Print the listing that follows, character for character.

Input records:
↓
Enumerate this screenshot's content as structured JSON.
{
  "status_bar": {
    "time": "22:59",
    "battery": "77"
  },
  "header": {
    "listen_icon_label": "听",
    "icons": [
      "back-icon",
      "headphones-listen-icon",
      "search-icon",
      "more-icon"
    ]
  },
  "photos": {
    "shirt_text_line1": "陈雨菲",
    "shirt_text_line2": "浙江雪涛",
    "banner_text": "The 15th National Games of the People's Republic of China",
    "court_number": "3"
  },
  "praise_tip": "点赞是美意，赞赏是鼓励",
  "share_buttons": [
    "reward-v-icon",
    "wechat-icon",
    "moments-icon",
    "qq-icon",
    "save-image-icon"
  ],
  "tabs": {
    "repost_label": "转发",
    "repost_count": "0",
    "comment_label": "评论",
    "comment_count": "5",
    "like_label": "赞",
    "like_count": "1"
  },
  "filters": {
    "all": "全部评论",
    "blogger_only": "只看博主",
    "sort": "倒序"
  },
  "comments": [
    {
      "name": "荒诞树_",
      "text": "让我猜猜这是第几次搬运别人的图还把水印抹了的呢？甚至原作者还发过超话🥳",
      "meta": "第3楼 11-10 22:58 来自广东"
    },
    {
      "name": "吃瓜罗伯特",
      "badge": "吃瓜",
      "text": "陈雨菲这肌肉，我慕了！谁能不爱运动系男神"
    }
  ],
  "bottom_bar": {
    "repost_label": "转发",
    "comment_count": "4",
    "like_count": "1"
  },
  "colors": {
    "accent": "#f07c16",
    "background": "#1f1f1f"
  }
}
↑
Your response:
Enumerate this screenshot's content as structured JSON.
{
  "status_bar": {
    "time": "22:59",
    "battery": "77"
  },
  "header": {
    "listen_icon_label": "听",
    "icons": [
      "back-icon",
      "headphones-listen-icon",
      "search-icon",
      "more-icon"
    ]
  },
  "photos": {
    "shirt_text_line1": "陈雨菲",
    "shirt_text_line2": "浙江雪涛",
    "banner_text": "The 15th National Games of the People's Republic of China",
    "court_number": "3"
  },
  "praise_tip": "点赞是美意，赞赏是鼓励",
  "share_buttons": [
    "reward-v-icon",
    "wechat-icon",
    "moments-icon",
    "qq-icon",
    "save-image-icon"
  ],
  "tabs": {
    "repost_label": "转发",
    "repost_count": "0",
    "comment_label": "评论",
    "comment_count": "5",
    "like_label": "赞",
    "like_count": "1"
  },
  "filters": {
    "all": "全部评论",
    "blogger_only": "只看博主",
    "sort": "倒序"
  },
  "comments": [
    {
      "name": "荒诞树_",
      "text": "让我猜猜这是第几次搬运别人的图还把水印抹了的呢？甚至原作者还发过超话🥳",
      "meta": "第3楼 11-10 22:58 来自广东"
    },
    {
      "name": "吃瓜罗伯特",
      "badge": "吃瓜",
      "text": "陈雨菲这肌肉，我慕了！谁能不爱运动系男神"
    }
  ],
  "bottom_bar": {
    "repost_label": "转发",
    "comment_count": "4",
    "like_count": "1"
  },
  "colors": {
    "accent": "#f07c16",
    "background": "#1f1f1f"
  }
}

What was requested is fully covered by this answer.